Members of the 2016 draft class will soon be in the first season of their rookie-scale extensions whenever the 2020-21 off-season begins. That specific class wasn’t altogether a good one for the Boston Celtics, but it delivered in setting the current team up with one of its core members.
At the #3 selection, the C’s selected Jaylen Brown. One pick earlier, Boston’s chief rival–the Los Angeles Lakers–went with Brandon Ingram. While LSU’s Ben Simmons was the shoe-in for the #1 pick (even though fate would have it that he missed his first year under contract), the next two picks could have gone either way.
And truly, the impact both players have had with the teams they did get selected to (and the New Orleans Pelicans this past year for Ingram) have been similar so far. Now, to be fair to both players, the 2016-17 rookie years they played were mostly spent on the bench. Their situations were different, with the Celtics being a conference finals contender and the Lakers eventually falling to the lottery again, but neither player made much of a dent.

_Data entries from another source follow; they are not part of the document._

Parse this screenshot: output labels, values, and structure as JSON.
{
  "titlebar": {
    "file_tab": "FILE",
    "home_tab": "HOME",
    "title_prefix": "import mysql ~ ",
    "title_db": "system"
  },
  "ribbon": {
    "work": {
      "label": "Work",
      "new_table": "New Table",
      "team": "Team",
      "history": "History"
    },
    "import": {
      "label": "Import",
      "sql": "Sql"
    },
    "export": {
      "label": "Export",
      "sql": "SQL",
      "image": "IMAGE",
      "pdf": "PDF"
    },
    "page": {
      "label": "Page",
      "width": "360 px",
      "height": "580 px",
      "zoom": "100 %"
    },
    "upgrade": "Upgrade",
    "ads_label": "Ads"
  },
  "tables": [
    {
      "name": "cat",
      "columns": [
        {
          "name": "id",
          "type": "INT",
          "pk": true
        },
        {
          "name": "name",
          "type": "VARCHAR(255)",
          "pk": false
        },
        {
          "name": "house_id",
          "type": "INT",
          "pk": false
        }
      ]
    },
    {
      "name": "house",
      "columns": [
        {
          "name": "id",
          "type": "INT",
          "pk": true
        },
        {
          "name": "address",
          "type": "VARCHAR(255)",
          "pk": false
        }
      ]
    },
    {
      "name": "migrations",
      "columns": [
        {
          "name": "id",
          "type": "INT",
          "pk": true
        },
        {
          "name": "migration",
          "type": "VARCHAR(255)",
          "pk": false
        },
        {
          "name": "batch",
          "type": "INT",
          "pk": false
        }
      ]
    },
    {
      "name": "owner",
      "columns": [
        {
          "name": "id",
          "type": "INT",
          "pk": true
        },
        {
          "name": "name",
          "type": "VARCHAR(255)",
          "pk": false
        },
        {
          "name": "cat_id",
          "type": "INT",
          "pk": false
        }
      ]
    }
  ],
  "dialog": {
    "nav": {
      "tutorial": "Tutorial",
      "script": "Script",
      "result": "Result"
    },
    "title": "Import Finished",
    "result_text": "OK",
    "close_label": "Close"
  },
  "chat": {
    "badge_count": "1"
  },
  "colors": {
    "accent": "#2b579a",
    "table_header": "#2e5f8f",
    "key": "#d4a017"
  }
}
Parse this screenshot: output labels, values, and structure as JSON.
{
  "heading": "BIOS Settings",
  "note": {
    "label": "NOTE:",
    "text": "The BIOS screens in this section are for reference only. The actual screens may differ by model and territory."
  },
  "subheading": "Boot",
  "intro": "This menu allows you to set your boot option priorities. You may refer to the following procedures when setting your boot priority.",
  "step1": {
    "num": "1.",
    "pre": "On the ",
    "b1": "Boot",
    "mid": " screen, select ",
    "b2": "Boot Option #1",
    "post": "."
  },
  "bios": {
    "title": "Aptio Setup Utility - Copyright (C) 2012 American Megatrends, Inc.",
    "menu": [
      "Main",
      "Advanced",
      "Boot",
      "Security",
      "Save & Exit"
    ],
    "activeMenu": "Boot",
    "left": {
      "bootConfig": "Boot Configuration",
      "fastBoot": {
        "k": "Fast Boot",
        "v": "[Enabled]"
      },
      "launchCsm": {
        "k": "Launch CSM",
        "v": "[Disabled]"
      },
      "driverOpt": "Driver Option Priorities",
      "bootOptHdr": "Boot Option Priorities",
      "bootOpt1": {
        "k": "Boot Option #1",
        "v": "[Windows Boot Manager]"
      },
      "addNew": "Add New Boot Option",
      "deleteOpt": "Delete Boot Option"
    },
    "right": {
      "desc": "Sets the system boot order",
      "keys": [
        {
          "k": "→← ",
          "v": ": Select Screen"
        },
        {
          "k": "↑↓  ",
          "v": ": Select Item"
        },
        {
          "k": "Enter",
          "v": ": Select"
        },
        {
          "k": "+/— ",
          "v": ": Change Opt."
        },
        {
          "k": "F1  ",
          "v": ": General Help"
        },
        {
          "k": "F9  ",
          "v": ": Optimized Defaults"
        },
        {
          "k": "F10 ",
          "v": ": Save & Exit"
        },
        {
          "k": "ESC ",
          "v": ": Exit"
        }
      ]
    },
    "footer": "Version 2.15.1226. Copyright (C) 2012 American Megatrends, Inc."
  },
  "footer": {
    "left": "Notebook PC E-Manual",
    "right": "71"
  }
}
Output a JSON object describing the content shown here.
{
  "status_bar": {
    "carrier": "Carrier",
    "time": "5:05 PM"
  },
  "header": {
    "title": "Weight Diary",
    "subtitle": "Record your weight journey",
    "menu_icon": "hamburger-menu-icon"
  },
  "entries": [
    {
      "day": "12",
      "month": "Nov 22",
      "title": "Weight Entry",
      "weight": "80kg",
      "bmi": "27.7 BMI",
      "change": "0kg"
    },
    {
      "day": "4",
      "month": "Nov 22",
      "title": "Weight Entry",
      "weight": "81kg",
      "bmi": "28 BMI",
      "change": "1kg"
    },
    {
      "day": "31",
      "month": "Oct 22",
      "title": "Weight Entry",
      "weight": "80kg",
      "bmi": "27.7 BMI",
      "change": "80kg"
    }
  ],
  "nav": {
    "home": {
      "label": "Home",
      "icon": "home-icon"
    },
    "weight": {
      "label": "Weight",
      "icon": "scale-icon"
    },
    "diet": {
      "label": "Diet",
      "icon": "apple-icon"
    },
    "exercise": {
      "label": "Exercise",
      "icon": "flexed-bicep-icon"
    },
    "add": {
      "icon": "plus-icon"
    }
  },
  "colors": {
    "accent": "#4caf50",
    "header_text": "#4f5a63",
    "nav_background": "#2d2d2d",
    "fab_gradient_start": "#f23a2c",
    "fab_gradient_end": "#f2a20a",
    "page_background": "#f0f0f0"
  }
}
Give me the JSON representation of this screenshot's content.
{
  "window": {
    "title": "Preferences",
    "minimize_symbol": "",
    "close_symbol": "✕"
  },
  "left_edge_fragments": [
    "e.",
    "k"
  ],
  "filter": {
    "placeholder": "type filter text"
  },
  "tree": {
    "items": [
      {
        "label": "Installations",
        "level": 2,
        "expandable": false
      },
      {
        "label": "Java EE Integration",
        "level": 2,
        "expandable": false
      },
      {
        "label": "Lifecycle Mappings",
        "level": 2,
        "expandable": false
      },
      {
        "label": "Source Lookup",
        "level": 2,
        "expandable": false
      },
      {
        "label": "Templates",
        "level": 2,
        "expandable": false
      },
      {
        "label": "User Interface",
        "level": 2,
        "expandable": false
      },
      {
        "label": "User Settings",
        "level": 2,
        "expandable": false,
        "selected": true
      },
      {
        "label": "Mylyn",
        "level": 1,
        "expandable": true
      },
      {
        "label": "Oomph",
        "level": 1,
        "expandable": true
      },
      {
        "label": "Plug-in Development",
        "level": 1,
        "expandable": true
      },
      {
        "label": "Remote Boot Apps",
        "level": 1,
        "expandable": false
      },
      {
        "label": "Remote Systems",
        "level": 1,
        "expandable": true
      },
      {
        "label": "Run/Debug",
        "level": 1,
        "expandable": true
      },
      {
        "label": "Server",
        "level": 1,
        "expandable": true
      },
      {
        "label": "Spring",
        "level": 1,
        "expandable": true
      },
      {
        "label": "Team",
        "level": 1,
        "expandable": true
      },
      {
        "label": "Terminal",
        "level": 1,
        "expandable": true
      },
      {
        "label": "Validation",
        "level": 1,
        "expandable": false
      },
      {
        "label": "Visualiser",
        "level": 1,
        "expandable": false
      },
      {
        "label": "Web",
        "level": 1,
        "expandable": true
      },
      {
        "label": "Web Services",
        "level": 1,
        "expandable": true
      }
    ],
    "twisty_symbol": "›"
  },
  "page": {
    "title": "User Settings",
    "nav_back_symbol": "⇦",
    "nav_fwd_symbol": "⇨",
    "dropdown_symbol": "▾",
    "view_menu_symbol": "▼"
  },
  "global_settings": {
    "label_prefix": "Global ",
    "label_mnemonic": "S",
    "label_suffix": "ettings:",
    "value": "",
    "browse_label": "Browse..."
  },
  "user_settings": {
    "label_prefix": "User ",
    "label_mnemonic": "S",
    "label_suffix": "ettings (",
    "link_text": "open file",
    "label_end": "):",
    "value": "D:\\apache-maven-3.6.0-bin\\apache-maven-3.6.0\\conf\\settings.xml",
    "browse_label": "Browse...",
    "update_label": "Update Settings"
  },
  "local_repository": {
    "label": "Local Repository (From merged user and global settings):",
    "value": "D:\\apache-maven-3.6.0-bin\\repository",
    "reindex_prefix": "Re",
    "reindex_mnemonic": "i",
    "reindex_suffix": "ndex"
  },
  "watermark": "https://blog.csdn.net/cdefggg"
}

The following year in 2017-18, both players got more of a shot in their current lineups, ascending to the starting five. Both responded with points per game bumps into the teens. More impressively, both shot above 45 percent from the field and 39 percent from the 3-point line. This season, though, saw Brown achieve playoff success that separates the pair.
Thus far, Ingram hasn’t been on a playoff contender. Even the addition of LeBron James last season couldn’t lift his Lakers to the playoffs. Meanwhile, while the Pelicans were trending upwards before the season was suspended, they were not projected to make the playoffs either.
Brown was a star in the C’s series against the Cleveland Cavaliers on a team that was missing both Kyrie Irving and Gordon Hayward. With all of that said, you can’t blame Ingram for the Lakers’ lack of a well-built roster compared to a combination of Danny Ainge mixing lottery picks with competitive veterans and Brad Stevens maintaining a winning culture for most of his Boston tenure.
Ultimately, both players ended up with historically great franchises. One has not adjusted since losing a franchise staple in Kobe Bryant (and truthfully, they were declining for years with him on the roster). The other was the Boston Celtics, who transitioned from the “Big 3” era to maintain success for the better part of the last decade.
Brown may be a better fit next to Jayson Tatum than Ingram would be. Then again, perhaps Ingram’s distributing abilities would be better served on a C’s roster that lacks a player who averages at least five assists per game. Ingram hasn’t reached that lofty number in his career, but hasn’t had the caliber of talent around him that Brown has.
Ultimately, though, these two players are remarkably similar. Ingram is an All-Star, while Brown is likely a year or two away from becoming one himself. Things worked out for Boston, but if the Lakers brought the University of California product home, the Celtics would have done well to have Ingram fall to them.